_Work instructions:_ Copy out the data below, all of it, exactly.

_Task material:_
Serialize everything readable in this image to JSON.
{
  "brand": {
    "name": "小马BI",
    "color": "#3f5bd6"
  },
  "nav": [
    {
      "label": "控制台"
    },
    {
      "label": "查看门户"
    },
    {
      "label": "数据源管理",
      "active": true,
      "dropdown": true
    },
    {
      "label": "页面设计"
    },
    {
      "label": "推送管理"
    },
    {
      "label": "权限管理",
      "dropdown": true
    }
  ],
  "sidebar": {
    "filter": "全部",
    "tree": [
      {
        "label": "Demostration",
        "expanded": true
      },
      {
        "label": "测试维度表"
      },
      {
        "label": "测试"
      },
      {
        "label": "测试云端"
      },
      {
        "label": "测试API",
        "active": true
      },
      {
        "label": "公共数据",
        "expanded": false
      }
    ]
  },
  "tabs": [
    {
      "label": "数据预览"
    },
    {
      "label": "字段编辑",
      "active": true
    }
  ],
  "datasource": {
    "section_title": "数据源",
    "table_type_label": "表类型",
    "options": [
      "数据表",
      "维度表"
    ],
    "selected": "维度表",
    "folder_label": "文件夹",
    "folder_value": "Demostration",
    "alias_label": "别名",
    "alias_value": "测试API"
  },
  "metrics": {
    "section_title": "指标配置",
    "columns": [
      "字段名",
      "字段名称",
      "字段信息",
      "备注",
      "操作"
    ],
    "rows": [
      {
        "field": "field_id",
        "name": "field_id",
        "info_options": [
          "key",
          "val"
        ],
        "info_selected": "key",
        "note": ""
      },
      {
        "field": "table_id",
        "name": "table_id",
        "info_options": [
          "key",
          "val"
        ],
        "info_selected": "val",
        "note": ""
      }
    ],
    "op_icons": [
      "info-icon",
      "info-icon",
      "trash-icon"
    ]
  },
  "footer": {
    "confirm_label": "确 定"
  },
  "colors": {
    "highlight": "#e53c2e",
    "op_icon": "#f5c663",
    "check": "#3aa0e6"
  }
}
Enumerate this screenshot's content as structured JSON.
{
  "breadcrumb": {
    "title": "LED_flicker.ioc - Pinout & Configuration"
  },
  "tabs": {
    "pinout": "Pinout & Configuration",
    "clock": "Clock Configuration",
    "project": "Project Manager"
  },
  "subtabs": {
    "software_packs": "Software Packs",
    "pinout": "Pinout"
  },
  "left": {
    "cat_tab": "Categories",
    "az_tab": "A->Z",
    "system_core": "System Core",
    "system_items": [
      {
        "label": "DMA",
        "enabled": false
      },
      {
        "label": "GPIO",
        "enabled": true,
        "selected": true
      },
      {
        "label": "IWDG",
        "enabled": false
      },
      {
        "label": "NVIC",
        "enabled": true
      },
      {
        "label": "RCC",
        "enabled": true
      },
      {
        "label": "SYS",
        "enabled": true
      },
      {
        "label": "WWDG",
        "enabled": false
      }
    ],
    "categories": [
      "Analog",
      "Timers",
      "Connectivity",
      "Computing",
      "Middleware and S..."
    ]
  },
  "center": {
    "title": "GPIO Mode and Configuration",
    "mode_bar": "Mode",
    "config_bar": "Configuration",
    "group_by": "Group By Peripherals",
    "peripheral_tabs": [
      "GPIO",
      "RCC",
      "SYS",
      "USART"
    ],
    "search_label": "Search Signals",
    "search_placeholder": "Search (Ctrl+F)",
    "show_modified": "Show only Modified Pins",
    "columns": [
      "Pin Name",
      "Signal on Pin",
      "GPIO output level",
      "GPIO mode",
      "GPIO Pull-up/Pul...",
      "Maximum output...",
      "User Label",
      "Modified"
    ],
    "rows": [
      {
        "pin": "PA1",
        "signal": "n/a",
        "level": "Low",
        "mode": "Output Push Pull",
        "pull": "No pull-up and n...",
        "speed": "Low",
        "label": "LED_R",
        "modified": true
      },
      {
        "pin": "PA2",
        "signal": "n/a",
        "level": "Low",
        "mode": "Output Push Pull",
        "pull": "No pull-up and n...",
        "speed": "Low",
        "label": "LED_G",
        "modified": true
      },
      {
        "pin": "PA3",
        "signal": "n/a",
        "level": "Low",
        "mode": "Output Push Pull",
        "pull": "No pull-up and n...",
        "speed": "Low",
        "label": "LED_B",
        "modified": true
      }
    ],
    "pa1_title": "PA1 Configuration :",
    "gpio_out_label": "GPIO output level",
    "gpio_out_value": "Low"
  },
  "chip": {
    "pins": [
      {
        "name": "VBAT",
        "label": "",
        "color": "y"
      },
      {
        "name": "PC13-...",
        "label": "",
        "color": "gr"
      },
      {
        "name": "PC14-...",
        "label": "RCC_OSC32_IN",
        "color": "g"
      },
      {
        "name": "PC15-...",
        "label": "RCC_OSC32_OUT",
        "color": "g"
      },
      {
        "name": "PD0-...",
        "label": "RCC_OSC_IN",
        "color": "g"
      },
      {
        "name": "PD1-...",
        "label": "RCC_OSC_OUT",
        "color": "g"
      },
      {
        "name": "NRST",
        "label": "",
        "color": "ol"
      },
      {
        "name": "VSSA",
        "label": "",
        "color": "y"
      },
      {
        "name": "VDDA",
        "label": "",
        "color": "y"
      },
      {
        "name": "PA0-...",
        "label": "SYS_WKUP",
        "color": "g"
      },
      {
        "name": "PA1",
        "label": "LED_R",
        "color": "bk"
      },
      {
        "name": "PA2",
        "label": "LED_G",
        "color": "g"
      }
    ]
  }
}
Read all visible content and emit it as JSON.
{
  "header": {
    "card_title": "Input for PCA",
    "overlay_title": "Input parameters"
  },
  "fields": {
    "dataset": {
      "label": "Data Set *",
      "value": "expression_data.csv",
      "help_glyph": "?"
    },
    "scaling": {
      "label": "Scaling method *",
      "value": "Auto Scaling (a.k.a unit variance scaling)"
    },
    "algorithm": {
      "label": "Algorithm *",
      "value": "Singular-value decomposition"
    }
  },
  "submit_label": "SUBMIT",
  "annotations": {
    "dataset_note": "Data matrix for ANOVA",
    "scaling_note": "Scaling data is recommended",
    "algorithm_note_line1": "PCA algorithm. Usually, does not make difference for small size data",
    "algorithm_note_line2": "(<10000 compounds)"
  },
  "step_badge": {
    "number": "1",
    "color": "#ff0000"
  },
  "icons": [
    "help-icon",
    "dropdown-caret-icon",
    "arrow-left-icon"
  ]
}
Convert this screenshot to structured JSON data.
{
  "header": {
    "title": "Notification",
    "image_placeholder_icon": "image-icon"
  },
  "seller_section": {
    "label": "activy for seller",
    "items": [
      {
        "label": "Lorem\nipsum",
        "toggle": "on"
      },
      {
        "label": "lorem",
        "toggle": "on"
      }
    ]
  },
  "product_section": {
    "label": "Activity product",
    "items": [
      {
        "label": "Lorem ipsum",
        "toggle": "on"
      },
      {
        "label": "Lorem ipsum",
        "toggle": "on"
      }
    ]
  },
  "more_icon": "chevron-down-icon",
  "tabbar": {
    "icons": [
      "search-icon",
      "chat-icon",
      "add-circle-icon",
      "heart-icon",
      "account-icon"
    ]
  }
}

_Exercise answer:_
Serialize everything readable in this image to JSON.
{
  "brand": {
    "name": "小马BI",
    "color": "#3f5bd6"
  },
  "nav": [
    {
      "label": "控制台"
    },
    {
      "label": "查看门户"
    },
    {
      "label": "数据源管理",
      "active": true,
      "dropdown": true
    },
    {
      "label": "页面设计"
    },
    {
      "label": "推送管理"
    },
    {
      "label": "权限管理",
      "dropdown": true
    }
  ],
  "sidebar": {
    "filter": "全部",
    "tree": [
      {
        "label": "Demostration",
        "expanded": true
      },
      {
        "label": "测试维度表"
      },
      {
        "label": "测试"
      },
      {
        "label": "测试云端"
      },
      {
        "label": "测试API",
        "active": true
      },
      {
        "label": "公共数据",
        "expanded": false
      }
    ]
  },
  "tabs": [
    {
      "label": "数据预览"
    },
    {
      "label": "字段编辑",
      "active": true
    }
  ],
  "datasource": {
    "section_title": "数据源",
    "table_type_label": "表类型",
    "options": [
      "数据表",
      "维度表"
    ],
    "selected": "维度表",
    "folder_label": "文件夹",
    "folder_value": "Demostration",
    "alias_label": "别名",
    "alias_value": "测试API"
  },
  "metrics": {
    "section_title": "指标配置",
    "columns": [
      "字段名",
      "字段名称",
      "字段信息",
      "备注",
      "操作"
    ],
    "rows": [
      {
        "field": "field_id",
        "name": "field_id",
        "info_options": [
          "key",
          "val"
        ],
        "info_selected": "key",
        "note": ""
      },
      {
        "field": "table_id",
        "name": "table_id",
        "info_options": [
          "key",
          "val"
        ],
        "info_selected": "val",
        "note": ""
      }
    ],
    "op_icons": [
      "info-icon",
      "info-icon",
      "trash-icon"
    ]
  },
  "footer": {
    "confirm_label": "确 定"
  },
  "colors": {
    "highlight": "#e53c2e",
    "op_icon": "#f5c663",
    "check": "#3aa0e6"
  }
}
Enumerate this screenshot's content as structured JSON.
{
  "breadcrumb": {
    "title": "LED_flicker.ioc - Pinout & Configuration"
  },
  "tabs": {
    "pinout": "Pinout & Configuration",
    "clock": "Clock Configuration",
    "project": "Project Manager"
  },
  "subtabs": {
    "software_packs": "Software Packs",
    "pinout": "Pinout"
  },
  "left": {
    "cat_tab": "Categories",
    "az_tab": "A->Z",
    "system_core": "System Core",
    "system_items": [
      {
        "label": "DMA",
        "enabled": false
      },
      {
        "label": "GPIO",
        "enabled": true,
        "selected": true
      },
      {
        "label": "IWDG",
        "enabled": false
      },
      {
        "label": "NVIC",
        "enabled": true
      },
      {
        "label": "RCC",
        "enabled": true
      },
      {
        "label": "SYS",
        "enabled": true
      },
      {
        "label": "WWDG",
        "enabled": false
      }
    ],
    "categories": [
      "Analog",
      "Timers",
      "Connectivity",
      "Computing",
      "Middleware and S..."
    ]
  },
  "center": {
    "title": "GPIO Mode and Configuration",
    "mode_bar": "Mode",
    "config_bar": "Configuration",
    "group_by": "Group By Peripherals",
    "peripheral_tabs": [
      "GPIO",
      "RCC",
      "SYS",
      "USART"
    ],
    "search_label": "Search Signals",
    "search_placeholder": "Search (Ctrl+F)",
    "show_modified": "Show only Modified Pins",
    "columns": [
      "Pin Name",
      "Signal on Pin",
      "GPIO output level",
      "GPIO mode",
      "GPIO Pull-up/Pul...",
      "Maximum output...",
      "User Label",
      "Modified"
    ],
    "rows": [
      {
        "pin": "PA1",
        "signal": "n/a",
        "level": "Low",
        "mode": "Output Push Pull",
        "pull": "No pull-up and n...",
        "speed": "Low",
        "label": "LED_R",
        "modified": true
      },
      {
        "pin": "PA2",
        "signal": "n/a",
        "level": "Low",
        "mode": "Output Push Pull",
        "pull": "No pull-up and n...",
        "speed": "Low",
        "label": "LED_G",
        "modified": true
      },
      {
        "pin": "PA3",
        "signal": "n/a",
        "level": "Low",
        "mode": "Output Push Pull",
        "pull": "No pull-up and n...",
        "speed": "Low",
        "label": "LED_B",
        "modified": true
      }
    ],
    "pa1_title": "PA1 Configuration :",
    "gpio_out_label": "GPIO output level",
    "gpio_out_value": "Low"
  },
  "chip": {
    "pins": [
      {
        "name": "VBAT",
        "label": "",
        "color": "y"
      },
      {
        "name": "PC13-...",
        "label": "",
        "color": "gr"
      },
      {
        "name": "PC14-...",
        "label": "RCC_OSC32_IN",
        "color": "g"
      },
      {
        "name": "PC15-...",
        "label": "RCC_OSC32_OUT",
        "color": "g"
      },
      {
        "name": "PD0-...",
        "label": "RCC_OSC_IN",
        "color": "g"
      },
      {
        "name": "PD1-...",
        "label": "RCC_OSC_OUT",
        "color": "g"
      },
      {
        "name": "NRST",
        "label": "",
        "color": "ol"
      },
      {
        "name": "VSSA",
        "label": "",
        "color": "y"
      },
      {
        "name": "VDDA",
        "label": "",
        "color": "y"
      },
      {
        "name": "PA0-...",
        "label": "SYS_WKUP",
        "color": "g"
      },
      {
        "name": "PA1",
        "label": "LED_R",
        "color": "bk"
      },
      {
        "name": "PA2",
        "label": "LED_G",
        "color": "g"
      }
    ]
  }
}
Read all visible content and emit it as JSON.
{
  "header": {
    "card_title": "Input for PCA",
    "overlay_title": "Input parameters"
  },
  "fields": {
    "dataset": {
      "label": "Data Set *",
      "value": "expression_data.csv",
      "help_glyph": "?"
    },
    "scaling": {
      "label": "Scaling method *",
      "value": "Auto Scaling (a.k.a unit variance scaling)"
    },
    "algorithm": {
      "label": "Algorithm *",
      "value": "Singular-value decomposition"
    }
  },
  "submit_label": "SUBMIT",
  "annotations": {
    "dataset_note": "Data matrix for ANOVA",
    "scaling_note": "Scaling data is recommended",
    "algorithm_note_line1": "PCA algorithm. Usually, does not make difference for small size data",
    "algorithm_note_line2": "(<10000 compounds)"
  },
  "step_badge": {
    "number": "1",
    "color": "#ff0000"
  },
  "icons": [
    "help-icon",
    "dropdown-caret-icon",
    "arrow-left-icon"
  ]
}
Convert this screenshot to structured JSON data.
{
  "header": {
    "title": "Notification",
    "image_placeholder_icon": "image-icon"
  },
  "seller_section": {
    "label": "activy for seller",
    "items": [
      {
        "label": "Lorem\nipsum",
        "toggle": "on"
      },
      {
        "label": "lorem",
        "toggle": "on"
      }
    ]
  },
  "product_section": {
    "label": "Activity product",
    "items": [
      {
        "label": "Lorem ipsum",
        "toggle": "on"
      },
      {
        "label": "Lorem ipsum",
        "toggle": "on"
      }
    ]
  },
  "more_icon": "chevron-down-icon",
  "tabbar": {
    "icons": [
      "search-icon",
      "chat-icon",
      "add-circle-icon",
      "heart-icon",
      "account-icon"
    ]
  }
}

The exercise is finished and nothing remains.